Monthly Archives: September 2015

Conditional formatting in SharePoint 2013 and Office 365

Sometimes the requirement comes up to make conditional formatting in a SharePoint list or document library. There are several ways of achieving this, you can buy a solution, the are several solutions out there providing conditional formatting. Or you can use SharePoint designer etc.

I will describe a simple method using jQuery that will work both on SharePoint 2013 on-premises and on SharePoint online in Office 365.

In this example I created a custom list with a set of columns. One of the columns, “Approve” is a Choice column with a couple of choices , “None”, “Approved” and “Approved under revision”.


These are the choices we will use for our conditional formatting, We will make items tagged with “Approved under revision” a yellow background and items tagged with “Approved” a green background.

Navigate to your list or document library and select Edit Page from the settings menu.

2014-09-18_12h07_34Then click Add a Web Part and add a Content editor webpart to this page. We will use this Content editor webpart to add our jQueryscript.

Click anywhere in the Content editor webpart and then click Edit Source on the ribbon.


Add the following JavaScript to the HTML Source dialog.


01 /code
05     $(document).ready(function(){
07         $Text = $("td .ms-vb2:contains('Approved')").filter(function() {
08   return $(this).text() == "Approved";})
09         $Text.parent().css("background-color", "#00FF66");
11         $Text = $("td .ms-vb2:contains('Approved under revision')");
12         $Text.parent().css("background-color", "#FFFF66");
15     });

Line 1 of the script points in this example to the jQuery library online. In your environment you could just as easily download the jQuery  library form here and put in in a library on your SharePoint or Office 365 site. I usually put it in the Site Assets library and update the URL in line 1 accordingly.

Line 7 searches for a table cell with the word “Approved” in it and uses the filter function to make sure it matches the word exactly since the next item we are looking for “Approved under revision” alos includes the word approved. Once it find a table cell with the word “Approved” it sets the background color for the parent to green. The parent in this case will be the table row so the hole row gets a nice green background color.

Line 11 and 12 does the same thing, without the filter function since we are searching for a match to “Approved under revision”, and sets the background color of the parent to yellow.

Click Ok and the Stop Editing in the ribbon when you have pasted in the script.

The result will look like the screenshot below.


So that was my description of an easy way to get conditional formatting for a list or document library.

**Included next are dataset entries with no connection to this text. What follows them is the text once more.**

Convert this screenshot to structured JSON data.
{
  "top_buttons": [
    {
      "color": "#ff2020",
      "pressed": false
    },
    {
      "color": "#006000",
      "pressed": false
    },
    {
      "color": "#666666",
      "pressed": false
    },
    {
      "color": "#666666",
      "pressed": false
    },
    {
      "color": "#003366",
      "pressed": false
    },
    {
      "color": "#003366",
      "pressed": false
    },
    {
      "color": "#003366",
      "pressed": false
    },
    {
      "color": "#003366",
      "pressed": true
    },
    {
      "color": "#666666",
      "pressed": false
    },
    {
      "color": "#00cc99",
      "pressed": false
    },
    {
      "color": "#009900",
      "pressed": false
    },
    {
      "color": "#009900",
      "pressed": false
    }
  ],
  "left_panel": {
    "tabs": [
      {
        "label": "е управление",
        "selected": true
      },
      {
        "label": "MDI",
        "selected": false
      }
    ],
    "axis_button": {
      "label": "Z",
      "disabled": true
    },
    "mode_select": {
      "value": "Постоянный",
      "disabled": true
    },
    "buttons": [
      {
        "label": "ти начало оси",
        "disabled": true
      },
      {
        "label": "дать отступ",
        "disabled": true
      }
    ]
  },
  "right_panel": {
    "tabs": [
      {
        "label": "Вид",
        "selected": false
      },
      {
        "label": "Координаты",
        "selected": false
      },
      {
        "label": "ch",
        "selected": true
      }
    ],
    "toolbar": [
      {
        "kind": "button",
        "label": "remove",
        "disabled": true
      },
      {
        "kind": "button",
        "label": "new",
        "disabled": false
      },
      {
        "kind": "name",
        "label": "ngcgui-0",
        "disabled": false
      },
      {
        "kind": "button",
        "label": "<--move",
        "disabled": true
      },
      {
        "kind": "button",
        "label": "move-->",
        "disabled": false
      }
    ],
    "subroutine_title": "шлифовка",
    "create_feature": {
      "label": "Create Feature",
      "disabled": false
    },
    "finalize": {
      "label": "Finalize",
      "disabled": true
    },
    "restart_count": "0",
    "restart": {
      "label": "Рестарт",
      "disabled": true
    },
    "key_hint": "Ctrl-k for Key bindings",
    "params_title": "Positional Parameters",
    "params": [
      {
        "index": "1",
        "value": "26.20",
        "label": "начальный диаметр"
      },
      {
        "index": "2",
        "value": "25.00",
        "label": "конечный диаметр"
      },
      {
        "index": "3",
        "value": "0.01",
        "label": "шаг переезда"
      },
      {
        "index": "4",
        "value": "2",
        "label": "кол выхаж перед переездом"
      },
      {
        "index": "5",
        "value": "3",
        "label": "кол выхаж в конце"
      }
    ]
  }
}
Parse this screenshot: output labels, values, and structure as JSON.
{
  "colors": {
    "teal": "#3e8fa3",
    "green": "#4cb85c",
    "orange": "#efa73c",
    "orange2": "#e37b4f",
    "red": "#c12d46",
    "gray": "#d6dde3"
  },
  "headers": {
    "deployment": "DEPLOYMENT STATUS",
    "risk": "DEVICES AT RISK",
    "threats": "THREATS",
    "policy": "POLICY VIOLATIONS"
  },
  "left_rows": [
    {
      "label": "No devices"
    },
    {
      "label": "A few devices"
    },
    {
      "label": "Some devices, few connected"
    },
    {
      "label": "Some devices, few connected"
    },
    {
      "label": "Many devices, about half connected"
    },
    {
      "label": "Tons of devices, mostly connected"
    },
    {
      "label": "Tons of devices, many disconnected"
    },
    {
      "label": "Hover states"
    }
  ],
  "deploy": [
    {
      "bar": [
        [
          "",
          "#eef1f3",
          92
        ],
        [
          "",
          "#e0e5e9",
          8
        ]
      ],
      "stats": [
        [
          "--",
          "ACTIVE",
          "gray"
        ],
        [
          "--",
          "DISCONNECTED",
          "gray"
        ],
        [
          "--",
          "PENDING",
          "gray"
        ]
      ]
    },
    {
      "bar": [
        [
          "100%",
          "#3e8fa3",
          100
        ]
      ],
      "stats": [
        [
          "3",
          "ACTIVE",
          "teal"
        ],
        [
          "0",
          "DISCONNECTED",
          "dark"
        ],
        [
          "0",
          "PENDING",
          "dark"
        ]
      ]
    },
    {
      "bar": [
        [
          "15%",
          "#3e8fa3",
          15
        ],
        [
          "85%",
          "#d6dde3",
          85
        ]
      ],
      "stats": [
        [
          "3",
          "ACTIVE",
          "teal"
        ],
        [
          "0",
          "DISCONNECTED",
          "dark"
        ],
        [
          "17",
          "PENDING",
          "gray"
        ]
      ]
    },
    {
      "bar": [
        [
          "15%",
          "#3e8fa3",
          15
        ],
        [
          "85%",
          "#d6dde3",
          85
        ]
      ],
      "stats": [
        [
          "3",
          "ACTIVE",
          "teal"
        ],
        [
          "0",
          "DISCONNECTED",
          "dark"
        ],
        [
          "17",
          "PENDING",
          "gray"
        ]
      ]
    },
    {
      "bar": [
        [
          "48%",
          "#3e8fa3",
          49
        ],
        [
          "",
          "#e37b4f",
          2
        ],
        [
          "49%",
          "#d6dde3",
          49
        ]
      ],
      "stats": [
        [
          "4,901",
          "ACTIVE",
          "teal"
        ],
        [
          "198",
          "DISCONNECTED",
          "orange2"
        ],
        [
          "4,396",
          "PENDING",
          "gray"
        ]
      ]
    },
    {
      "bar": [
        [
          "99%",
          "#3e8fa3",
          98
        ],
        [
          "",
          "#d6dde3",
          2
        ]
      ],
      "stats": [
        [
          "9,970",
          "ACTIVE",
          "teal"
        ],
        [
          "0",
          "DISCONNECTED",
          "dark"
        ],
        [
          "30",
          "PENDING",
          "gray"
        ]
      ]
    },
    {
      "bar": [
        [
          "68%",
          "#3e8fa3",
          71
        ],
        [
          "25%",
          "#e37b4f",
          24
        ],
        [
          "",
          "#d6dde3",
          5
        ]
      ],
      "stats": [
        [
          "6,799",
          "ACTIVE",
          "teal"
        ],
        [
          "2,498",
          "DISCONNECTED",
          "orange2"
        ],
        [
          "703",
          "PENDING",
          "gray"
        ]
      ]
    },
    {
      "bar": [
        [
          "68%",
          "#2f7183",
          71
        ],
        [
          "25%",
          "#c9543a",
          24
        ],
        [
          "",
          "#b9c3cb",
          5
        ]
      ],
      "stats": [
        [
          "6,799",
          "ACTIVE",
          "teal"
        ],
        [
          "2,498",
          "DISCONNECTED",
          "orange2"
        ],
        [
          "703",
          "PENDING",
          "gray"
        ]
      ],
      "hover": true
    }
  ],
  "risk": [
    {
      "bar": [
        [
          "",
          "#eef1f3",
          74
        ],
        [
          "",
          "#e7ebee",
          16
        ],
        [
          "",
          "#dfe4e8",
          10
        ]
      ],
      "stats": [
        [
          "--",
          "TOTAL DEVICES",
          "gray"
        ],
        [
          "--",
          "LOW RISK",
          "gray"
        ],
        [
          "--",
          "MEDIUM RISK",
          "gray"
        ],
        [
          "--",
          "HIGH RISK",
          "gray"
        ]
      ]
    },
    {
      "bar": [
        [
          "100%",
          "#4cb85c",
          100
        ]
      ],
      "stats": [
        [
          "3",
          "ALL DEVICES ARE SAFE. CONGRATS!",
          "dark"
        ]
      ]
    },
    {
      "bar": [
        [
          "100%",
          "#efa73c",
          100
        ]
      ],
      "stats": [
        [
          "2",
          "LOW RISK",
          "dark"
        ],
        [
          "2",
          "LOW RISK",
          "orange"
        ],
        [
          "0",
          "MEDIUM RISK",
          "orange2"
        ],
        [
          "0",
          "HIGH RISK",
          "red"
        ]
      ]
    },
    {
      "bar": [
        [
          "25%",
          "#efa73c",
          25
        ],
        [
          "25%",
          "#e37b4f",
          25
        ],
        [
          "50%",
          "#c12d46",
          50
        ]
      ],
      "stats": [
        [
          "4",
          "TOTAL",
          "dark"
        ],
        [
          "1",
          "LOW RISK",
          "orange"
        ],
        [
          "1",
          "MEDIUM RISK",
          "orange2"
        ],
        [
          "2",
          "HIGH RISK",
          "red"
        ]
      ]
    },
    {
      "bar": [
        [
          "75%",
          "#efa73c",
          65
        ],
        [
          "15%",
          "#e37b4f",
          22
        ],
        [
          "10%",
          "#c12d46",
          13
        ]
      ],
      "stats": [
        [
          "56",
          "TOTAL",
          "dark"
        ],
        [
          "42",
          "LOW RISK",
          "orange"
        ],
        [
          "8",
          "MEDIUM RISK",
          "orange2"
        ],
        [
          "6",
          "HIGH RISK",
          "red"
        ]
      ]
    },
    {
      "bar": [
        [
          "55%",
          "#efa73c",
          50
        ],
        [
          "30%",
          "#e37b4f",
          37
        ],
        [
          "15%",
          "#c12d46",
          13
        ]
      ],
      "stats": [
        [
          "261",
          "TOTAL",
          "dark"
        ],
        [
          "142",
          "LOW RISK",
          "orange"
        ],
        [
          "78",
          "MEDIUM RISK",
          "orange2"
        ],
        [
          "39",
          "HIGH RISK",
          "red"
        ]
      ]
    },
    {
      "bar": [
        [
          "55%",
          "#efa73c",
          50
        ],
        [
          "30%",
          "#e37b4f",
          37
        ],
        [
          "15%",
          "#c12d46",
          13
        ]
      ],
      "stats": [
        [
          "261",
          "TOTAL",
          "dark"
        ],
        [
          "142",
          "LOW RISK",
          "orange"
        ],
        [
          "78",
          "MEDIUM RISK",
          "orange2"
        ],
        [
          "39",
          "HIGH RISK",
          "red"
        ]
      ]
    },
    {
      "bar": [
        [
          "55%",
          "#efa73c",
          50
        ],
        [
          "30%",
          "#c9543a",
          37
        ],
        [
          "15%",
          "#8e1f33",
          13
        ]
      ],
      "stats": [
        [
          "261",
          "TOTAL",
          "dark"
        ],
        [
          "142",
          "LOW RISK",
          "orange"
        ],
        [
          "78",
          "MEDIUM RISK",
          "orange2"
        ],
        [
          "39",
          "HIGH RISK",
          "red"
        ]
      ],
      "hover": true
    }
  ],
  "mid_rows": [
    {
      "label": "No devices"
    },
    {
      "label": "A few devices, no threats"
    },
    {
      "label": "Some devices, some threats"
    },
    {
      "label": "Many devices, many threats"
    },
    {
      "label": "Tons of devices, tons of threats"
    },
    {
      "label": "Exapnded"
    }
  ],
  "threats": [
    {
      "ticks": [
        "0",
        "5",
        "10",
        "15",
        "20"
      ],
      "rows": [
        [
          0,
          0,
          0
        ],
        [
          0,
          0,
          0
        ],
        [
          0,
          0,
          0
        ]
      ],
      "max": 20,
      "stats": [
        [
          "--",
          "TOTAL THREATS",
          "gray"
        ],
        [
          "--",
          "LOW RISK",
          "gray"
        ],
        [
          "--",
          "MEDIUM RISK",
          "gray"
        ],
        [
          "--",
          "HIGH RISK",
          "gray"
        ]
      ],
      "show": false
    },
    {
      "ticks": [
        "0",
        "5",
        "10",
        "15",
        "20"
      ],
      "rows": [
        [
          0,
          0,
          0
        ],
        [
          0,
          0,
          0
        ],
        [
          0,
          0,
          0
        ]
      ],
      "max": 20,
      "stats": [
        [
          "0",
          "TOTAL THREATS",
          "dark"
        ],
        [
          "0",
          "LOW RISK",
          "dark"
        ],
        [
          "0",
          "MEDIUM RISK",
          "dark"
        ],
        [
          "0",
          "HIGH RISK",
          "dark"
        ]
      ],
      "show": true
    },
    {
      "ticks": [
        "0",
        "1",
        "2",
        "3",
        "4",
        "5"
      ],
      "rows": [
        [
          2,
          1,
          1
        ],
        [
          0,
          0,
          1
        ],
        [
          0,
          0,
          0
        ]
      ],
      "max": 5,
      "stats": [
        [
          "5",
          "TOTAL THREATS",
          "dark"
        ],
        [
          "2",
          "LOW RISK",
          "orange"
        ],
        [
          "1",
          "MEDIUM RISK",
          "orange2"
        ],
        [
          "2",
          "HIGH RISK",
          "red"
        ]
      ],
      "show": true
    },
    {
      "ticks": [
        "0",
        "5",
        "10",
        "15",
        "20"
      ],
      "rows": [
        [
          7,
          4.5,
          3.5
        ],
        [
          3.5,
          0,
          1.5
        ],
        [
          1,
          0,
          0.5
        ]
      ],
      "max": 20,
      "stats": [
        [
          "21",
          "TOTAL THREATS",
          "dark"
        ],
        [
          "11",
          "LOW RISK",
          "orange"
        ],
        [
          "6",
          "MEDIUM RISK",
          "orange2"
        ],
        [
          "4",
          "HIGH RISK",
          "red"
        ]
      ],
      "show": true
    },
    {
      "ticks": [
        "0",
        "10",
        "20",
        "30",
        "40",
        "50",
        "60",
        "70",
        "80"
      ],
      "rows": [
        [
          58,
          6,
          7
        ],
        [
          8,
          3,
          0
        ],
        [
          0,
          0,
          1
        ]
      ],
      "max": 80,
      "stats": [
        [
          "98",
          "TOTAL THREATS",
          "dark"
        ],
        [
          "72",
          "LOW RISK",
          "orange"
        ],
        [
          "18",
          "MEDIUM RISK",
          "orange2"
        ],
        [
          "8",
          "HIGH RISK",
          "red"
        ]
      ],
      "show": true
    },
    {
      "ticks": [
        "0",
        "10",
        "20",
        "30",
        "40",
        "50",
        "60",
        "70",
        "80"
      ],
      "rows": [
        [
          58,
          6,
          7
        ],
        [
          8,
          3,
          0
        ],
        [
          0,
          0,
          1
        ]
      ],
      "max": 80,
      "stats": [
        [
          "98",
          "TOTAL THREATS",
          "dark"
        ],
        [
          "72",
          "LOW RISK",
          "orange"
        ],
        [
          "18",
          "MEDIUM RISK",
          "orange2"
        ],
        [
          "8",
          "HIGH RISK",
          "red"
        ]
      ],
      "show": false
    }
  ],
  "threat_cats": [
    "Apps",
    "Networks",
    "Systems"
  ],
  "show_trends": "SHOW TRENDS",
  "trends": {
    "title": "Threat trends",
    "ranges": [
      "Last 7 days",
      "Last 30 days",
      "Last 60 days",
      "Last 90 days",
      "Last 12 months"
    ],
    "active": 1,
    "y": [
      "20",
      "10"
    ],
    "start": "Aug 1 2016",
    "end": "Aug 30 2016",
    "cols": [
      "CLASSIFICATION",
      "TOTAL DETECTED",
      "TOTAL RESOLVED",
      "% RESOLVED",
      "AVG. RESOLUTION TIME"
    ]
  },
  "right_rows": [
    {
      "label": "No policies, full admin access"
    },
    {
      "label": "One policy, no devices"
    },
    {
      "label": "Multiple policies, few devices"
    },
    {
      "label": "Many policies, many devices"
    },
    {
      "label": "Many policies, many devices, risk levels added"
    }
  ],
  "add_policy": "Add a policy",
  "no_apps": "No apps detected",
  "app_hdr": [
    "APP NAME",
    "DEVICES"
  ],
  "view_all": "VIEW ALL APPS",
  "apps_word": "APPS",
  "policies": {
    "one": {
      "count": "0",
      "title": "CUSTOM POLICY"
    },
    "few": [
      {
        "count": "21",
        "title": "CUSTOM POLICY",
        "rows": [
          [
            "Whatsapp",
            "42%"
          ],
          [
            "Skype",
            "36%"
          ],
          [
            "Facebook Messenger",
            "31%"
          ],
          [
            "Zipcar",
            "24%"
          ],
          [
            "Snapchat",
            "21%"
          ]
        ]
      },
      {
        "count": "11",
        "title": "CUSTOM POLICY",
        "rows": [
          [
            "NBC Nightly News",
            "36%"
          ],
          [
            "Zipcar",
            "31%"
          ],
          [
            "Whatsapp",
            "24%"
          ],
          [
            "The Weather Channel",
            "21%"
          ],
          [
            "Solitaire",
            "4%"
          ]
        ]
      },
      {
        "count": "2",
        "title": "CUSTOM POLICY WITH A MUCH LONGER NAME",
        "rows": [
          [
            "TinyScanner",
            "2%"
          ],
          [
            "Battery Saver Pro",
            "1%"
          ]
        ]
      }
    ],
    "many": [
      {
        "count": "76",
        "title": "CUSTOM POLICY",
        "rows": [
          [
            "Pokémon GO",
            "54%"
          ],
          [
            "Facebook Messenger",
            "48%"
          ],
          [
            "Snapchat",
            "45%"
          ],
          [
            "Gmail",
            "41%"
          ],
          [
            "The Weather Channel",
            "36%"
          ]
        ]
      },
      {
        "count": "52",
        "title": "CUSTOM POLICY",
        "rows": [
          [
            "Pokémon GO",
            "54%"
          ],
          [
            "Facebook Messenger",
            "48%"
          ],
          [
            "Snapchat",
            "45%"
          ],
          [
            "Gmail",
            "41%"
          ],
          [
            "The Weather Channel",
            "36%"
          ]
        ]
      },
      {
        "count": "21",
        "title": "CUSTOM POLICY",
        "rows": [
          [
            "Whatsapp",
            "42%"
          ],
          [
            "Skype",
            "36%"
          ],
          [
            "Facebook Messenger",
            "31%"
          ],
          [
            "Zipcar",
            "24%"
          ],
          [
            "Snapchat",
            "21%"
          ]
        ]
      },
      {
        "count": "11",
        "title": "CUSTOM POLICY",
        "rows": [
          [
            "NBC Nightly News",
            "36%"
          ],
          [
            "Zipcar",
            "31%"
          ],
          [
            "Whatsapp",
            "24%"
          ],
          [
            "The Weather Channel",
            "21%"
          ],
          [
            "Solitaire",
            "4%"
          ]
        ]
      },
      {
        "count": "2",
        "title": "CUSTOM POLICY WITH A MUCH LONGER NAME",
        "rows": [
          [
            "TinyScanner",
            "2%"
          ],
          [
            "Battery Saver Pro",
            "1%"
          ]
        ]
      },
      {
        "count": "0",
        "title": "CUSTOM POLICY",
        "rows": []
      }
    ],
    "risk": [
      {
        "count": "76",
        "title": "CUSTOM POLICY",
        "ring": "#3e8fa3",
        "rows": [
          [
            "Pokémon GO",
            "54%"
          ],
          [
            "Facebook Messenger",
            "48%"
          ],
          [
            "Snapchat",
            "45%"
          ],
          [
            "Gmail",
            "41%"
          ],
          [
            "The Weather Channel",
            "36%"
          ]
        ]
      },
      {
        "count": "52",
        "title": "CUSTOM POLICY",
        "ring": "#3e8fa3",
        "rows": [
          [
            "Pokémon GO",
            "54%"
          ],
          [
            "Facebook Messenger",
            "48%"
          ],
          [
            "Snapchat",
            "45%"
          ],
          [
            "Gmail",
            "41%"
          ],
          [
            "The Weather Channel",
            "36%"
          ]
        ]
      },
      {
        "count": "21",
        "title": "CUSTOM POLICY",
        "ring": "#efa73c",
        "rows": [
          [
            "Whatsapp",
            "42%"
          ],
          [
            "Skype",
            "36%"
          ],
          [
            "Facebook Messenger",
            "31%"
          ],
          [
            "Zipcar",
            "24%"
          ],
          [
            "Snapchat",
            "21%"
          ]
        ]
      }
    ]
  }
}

Works great both in SharePoint 2013 on-premises and in Office 365.


Infopath has removed the submit button from SharePoint list form

Do you want people to be able to quickly fill in a form on your site, over and over again?  One option for this has always been datasheet view, but sometimes you have a more complex form.  In this post, I’ll show how you can create a button that will save the current record and immediately go to a new blank form.

In this example, I’ll just use a simple announcements list.


  1. Go to your announcements list. On the List tab, click the button Customize Form.
  2. Put your cursor at the bottom of the form where you want to put your buttons.  From the list of Controls in the ribbon, add two buttons to the form.
  3. On the Data tab, click the Submit Options button.  Click the Advanced button.
  4. Next to After submit, choose Open a new form.  Click OK.
  5. Double-click to select the first button, and in the ribbon, click Manage Rules.
  6. In the Rules pane on the right, click the New button and choose Action.
  7. In the Details for box, type Submit. Click the Add button and choose Submit Data. Select your data connection to submit to.  This example is a SharePoint list, so it automatically has the one called “Main Data Connection”.  Click OK.
  8. Click Add again, and choose Close the form.  Click OK.
  9. In the Properties tab of the ribbon, label this button as SAVE.
  10. Double-click to select the second button still labeled “Button”.  Find the Action drop-down box in the ribbon.  Change the action to Submit.
  11. Change the button label to say Save & New.
  12. Publish the form and close InfoPath.

Done!  Now, if you want to make it look pretty and professional, use picture buttons instead of those old gray ones.  I like to use PowerPoint to create buttons and make them PNG files.

ONE NEGATIVE to this solution:

If you’re using a SharePoint list form customized with InfoPath, you’ll still have the save button in the ribbon.  That Save button will do the “save and new” functionality, and there is not a way to change this without messing up this solution.  One option you have is to remove the ribbon altogether.  Click File and click the Form Options button.  On the Web Browser tab, uncheck the box next to Show InfoPath commands in Ribbon or toolbar.  Unfortunately, when you do this, there won’t be an edit button there on the form either, and the only way people can get to the edit screen will be to use the drop-down box on that item when in the list view, or use the ribbon when in list view.